Oh I went for a walk and I walked around the block
And I walked right into a donut shop…
Oh no. Already? It’s the ice cream truck, with its endless, scratchy loop of a song my dad used to sing to us when we were little. Of course there are no words—the truck just blares the melody out on its tinny loudspeaker. Over and over again. All day. But I can’t stop the words from running through my head.
There’s a park beside the boat yard here in Titusville where we’re getting Monark ready to leave for the summer. Sometimes, the ice cream van comes hopefully into the boat yard—surely boaters are just big kids. It passes directly below the bow of our boat—
I picked a donut out of the grease
And I handed the lady a five-cent piece.
We get a brief respite from the song as the truck backs up to turn around. BEEP! BEEP! BEEP! Then it picks up where it left off.
People often ask about seasickness, but they never ask about landsickness, which is almost as bad. After three months on the boat, our bodies are completely used to the constant motion, we adjust to every little roll without even thinking about it. We can carry a cup of hot coffee up to the cockpit and never spill a drop. Well, except when the going gets really rough.

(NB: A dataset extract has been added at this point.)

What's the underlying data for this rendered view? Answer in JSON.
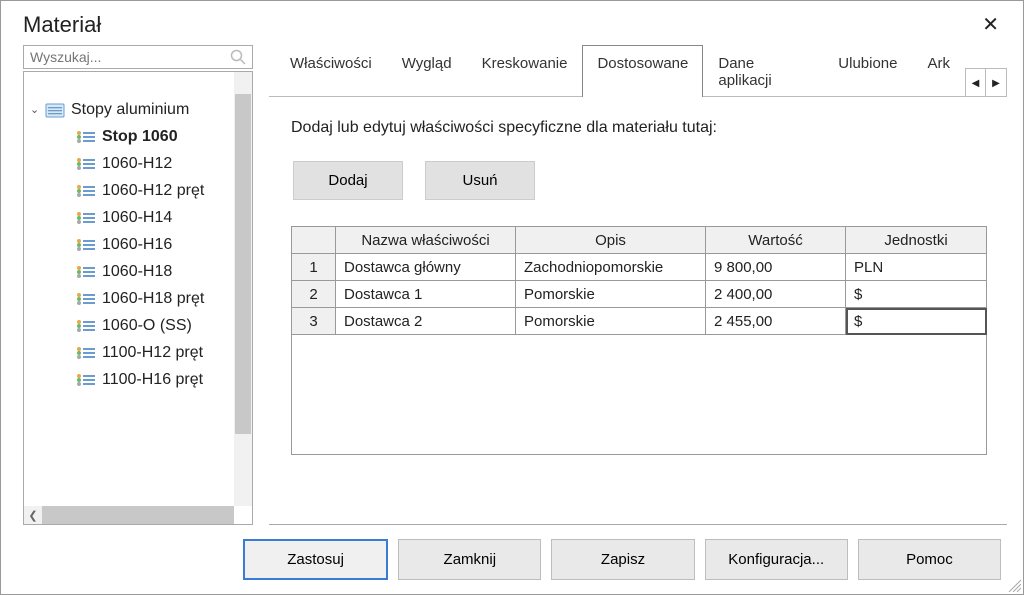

So the stillness of being up on stands in the boat yard is hard to get used to. It makes us feel dizzy and confused. As does the frenetic pace of life on land.
Our first day on the hard was a nightmare. As soon as the boat was out of the travel lift, we had to drive to U.S. Customs and Border Protection in Port Canaveral to clear in.
“Holy cow this thing goes fast.” Chris was clutching the steering wheel of the car with both hands. “And no autopilot!”
Cars and trucks whizzed by us on the interstate at impossibly high speeds.
“Here! Get off here!” I said, too late. We’d missed the exit. We never miss our exit in the boat.
My head was spinning by the time we reached customs. I had to sit down while Chris waited patiently for the armed officer to decide to admit us to the country. He kept disappearing to do checks. Or have his lunch. We weren’t sure which.
Then we made the mistake of trying to do too many errands. We went to the bank, and the hardware store. By the time we got to the grocery store I just wanted to cry. We grabbed a couple of things and headed back to the boat.
A good night’s sleep, I thought. That’s all I need.
But I didn’t get it. The bed was eerily still. I kept waking and listening for a change in the wind, wondering if the tide had turned us yet, if the anchor had held. Then I couldn’t get back to sleep. So many sirens in Titusville. It must be the calamity capital of Florida. And cars. There’s a highway outside the boat yard gate, and all night, cars would race by, a sudden blare of music, then gone.
And then there are the trains. There’s a major railway track maybe half a kilometre away, and through the night, long freight trains come through. You can hear their whistle in the distance, then closer, then a low rumble, then louder. The boat actually shakes on its stands as the train passes by.
Like seasickness, landsickness only lasts a few days. We’re pretty much used to all the activity and the noise now. Well, maybe not the noise.
Oh no! It’s the ice cream truck again!
Well she looked at the money and she looked at me
And she said,” This money is no good to me.
“There’s a hole in the middle and it goes right through”
Says I, “There’s a hole in the donut too.”
Listen to the tune!